Assignment: Nothing may be left out of the listing below but its images; repeat the rest exactly.
Data provided: Begin
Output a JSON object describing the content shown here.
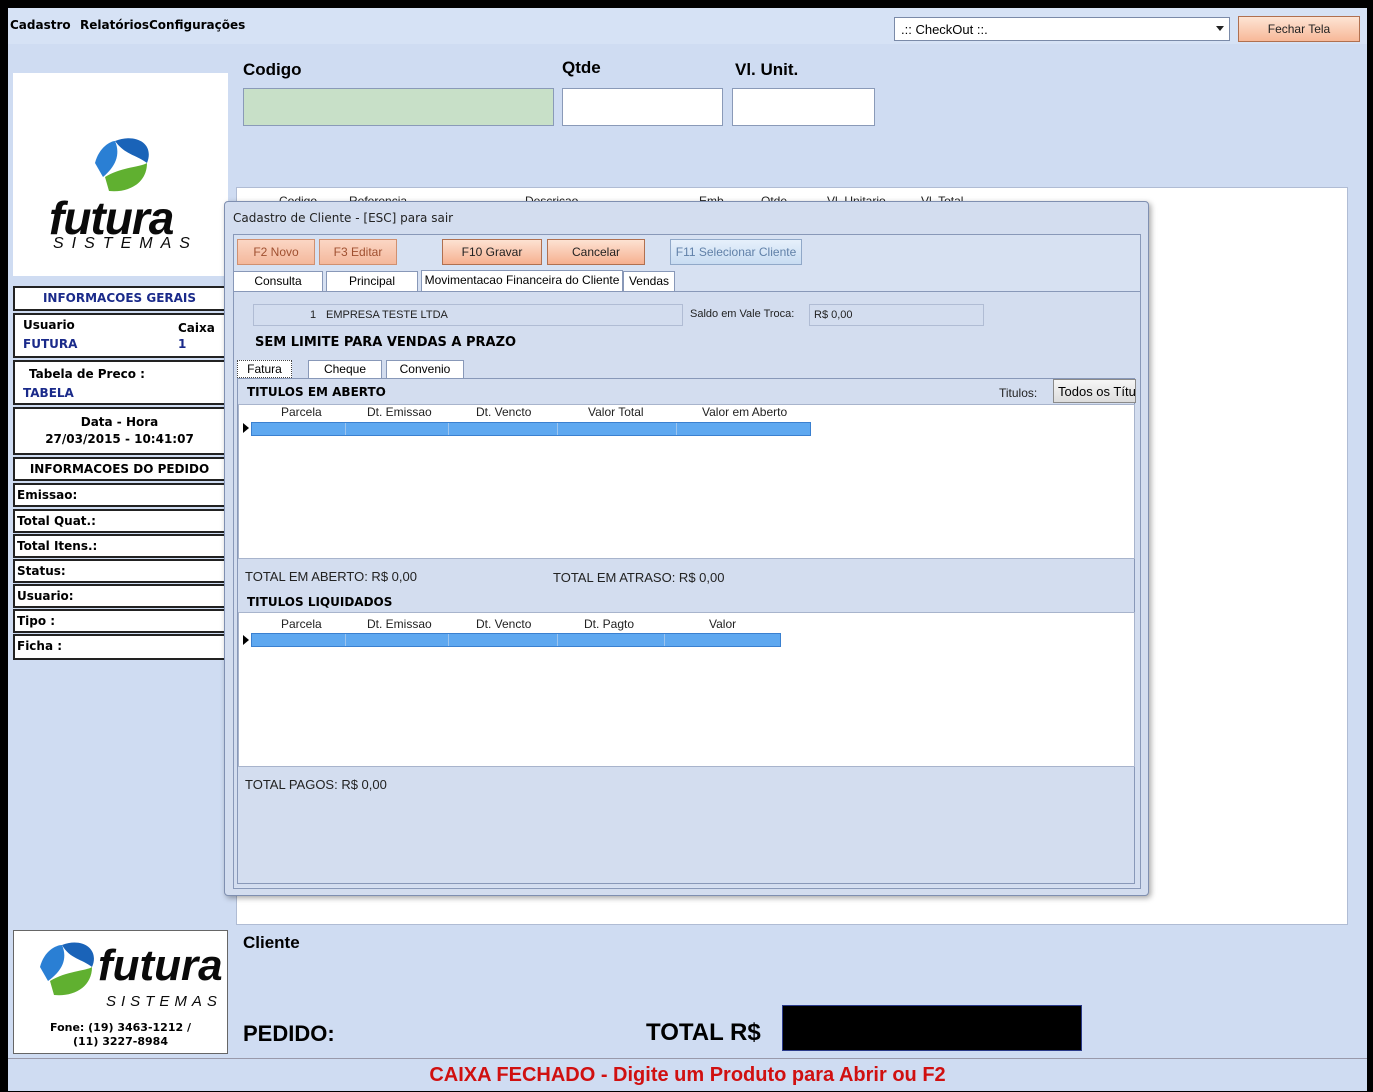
{
  "menu": {
    "items": [
      "Cadastro",
      "Relatórios",
      "Configurações"
    ]
  },
  "checkout_select": {
    "value": ".:: CheckOut ::."
  },
  "close_button": {
    "label": "Fechar Tela"
  },
  "logo": {
    "brand": "futura",
    "sub": "SISTEMAS"
  },
  "info_geral": {
    "title": "INFORMACOES GERAIS",
    "usuario_label": "Usuario",
    "usuario_value": "FUTURA",
    "caixa_label": "Caixa",
    "caixa_value": "1",
    "tabela_label": "Tabela de Preco :",
    "tabela_value": "TABELA",
    "datahora_label": "Data - Hora",
    "datahora_value": "27/03/2015 - 10:41:07"
  },
  "info_pedido": {
    "title": "INFORMACOES DO PEDIDO",
    "fields": [
      "Emissao:",
      "Total Quat.:",
      "Total Itens.:",
      "Status:",
      "Usuario:",
      "Tipo :",
      "Ficha :"
    ]
  },
  "footer_logo": {
    "phone": "Fone: (19) 3463-1212 /",
    "phone2": "(11) 3227-8984"
  },
  "entry": {
    "codigo_label": "Codigo",
    "qtde_label": "Qtde",
    "vlunit_label": "Vl. Unit."
  },
  "grid_headers": [
    "Codigo",
    "Referencia",
    "Descricao",
    "Emb",
    "Qtde",
    "Vl. Unitario",
    "Vl. Total"
  ],
  "bottom": {
    "cliente_label": "Cliente",
    "pedido_label": "PEDIDO:",
    "total_label": "TOTAL R$"
  },
  "status": {
    "message": "CAIXA FECHADO - Digite um Produto para Abrir ou F2"
  },
  "dialog": {
    "title": "Cadastro de Cliente - [ESC] para sair",
    "buttons": {
      "novo": "F2 Novo",
      "editar": "F3 Editar",
      "gravar": "F10 Gravar",
      "cancelar": "Cancelar",
      "selecionar": "F11 Selecionar Cliente"
    },
    "tabs": [
      "Consulta",
      "Principal",
      "Movimentacao Financeira do Cliente",
      "Vendas"
    ],
    "client_code": "1",
    "client_name": "EMPRESA TESTE LTDA",
    "saldo_label": "Saldo em Vale Troca:",
    "saldo_value": "R$ 0,00",
    "sem_limite": "SEM LIMITE PARA VENDAS A PRAZO",
    "subtabs": [
      "Fatura",
      "Cheque",
      "Convenio"
    ],
    "abertos_title": "TITULOS EM ABERTO",
    "titulos_label": "Titulos:",
    "titulos_value": "Todos os Títu",
    "abertos_headers": [
      "Parcela",
      "Dt. Emissao",
      "Dt. Vencto",
      "Valor Total",
      "Valor em Aberto"
    ],
    "total_aberto": "TOTAL EM ABERTO: R$ 0,00",
    "total_atraso": "TOTAL EM ATRASO: R$ 0,00",
    "liquidados_title": "TITULOS LIQUIDADOS",
    "liquidados_headers": [
      "Parcela",
      "Dt. Emissao",
      "Dt. Vencto",
      "Dt. Pagto",
      "Valor"
    ],
    "total_pagos": "TOTAL PAGOS: R$ 0,00"
  },
  "colors": {
    "panel": "#cfdcf2",
    "status_text": "#d01010",
    "selection": "#5ea8f0"
  }
}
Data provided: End
Written solution:
Output a JSON object describing the content shown here.
{
  "menu": {
    "items": [
      "Cadastro",
      "Relatórios",
      "Configurações"
    ]
  },
  "checkout_select": {
    "value": ".:: CheckOut ::."
  },
  "close_button": {
    "label": "Fechar Tela"
  },
  "logo": {
    "brand": "futura",
    "sub": "SISTEMAS"
  },
  "info_geral": {
    "title": "INFORMACOES GERAIS",
    "usuario_label": "Usuario",
    "usuario_value": "FUTURA",
    "caixa_label": "Caixa",
    "caixa_value": "1",
    "tabela_label": "Tabela de Preco :",
    "tabela_value": "TABELA",
    "datahora_label": "Data - Hora",
    "datahora_value": "27/03/2015 - 10:41:07"
  },
  "info_pedido": {
    "title": "INFORMACOES DO PEDIDO",
    "fields": [
      "Emissao:",
      "Total Quat.:",
      "Total Itens.:",
      "Status:",
      "Usuario:",
      "Tipo :",
      "Ficha :"
    ]
  },
  "footer_logo": {
    "phone": "Fone: (19) 3463-1212 /",
    "phone2": "(11) 3227-8984"
  },
  "entry": {
    "codigo_label": "Codigo",
    "qtde_label": "Qtde",
    "vlunit_label": "Vl. Unit."
  },
  "grid_headers": [
    "Codigo",
    "Referencia",
    "Descricao",
    "Emb",
    "Qtde",
    "Vl. Unitario",
    "Vl. Total"
  ],
  "bottom": {
    "cliente_label": "Cliente",
    "pedido_label": "PEDIDO:",
    "total_label": "TOTAL R$"
  },
  "status": {
    "message": "CAIXA FECHADO - Digite um Produto para Abrir ou F2"
  },
  "dialog": {
    "title": "Cadastro de Cliente - [ESC] para sair",
    "buttons": {
      "novo": "F2 Novo",
      "editar": "F3 Editar",
      "gravar": "F10 Gravar",
      "cancelar": "Cancelar",
      "selecionar": "F11 Selecionar Cliente"
    },
    "tabs": [
      "Consulta",
      "Principal",
      "Movimentacao Financeira do Cliente",
      "Vendas"
    ],
    "client_code": "1",
    "client_name": "EMPRESA TESTE LTDA",
    "saldo_label": "Saldo em Vale Troca:",
    "saldo_value": "R$ 0,00",
    "sem_limite": "SEM LIMITE PARA VENDAS A PRAZO",
    "subtabs": [
      "Fatura",
      "Cheque",
      "Convenio"
    ],
    "abertos_title": "TITULOS EM ABERTO",
    "titulos_label": "Titulos:",
    "titulos_value": "Todos os Títu",
    "abertos_headers": [
      "Parcela",
      "Dt. Emissao",
      "Dt. Vencto",
      "Valor Total",
      "Valor em Aberto"
    ],
    "total_aberto": "TOTAL EM ABERTO: R$ 0,00",
    "total_atraso": "TOTAL EM ATRASO: R$ 0,00",
    "liquidados_title": "TITULOS LIQUIDADOS",
    "liquidados_headers": [
      "Parcela",
      "Dt. Emissao",
      "Dt. Vencto",
      "Dt. Pagto",
      "Valor"
    ],
    "total_pagos": "TOTAL PAGOS: R$ 0,00"
  },
  "colors": {
    "panel": "#cfdcf2",
    "status_text": "#d01010",
    "selection": "#5ea8f0"
  }
}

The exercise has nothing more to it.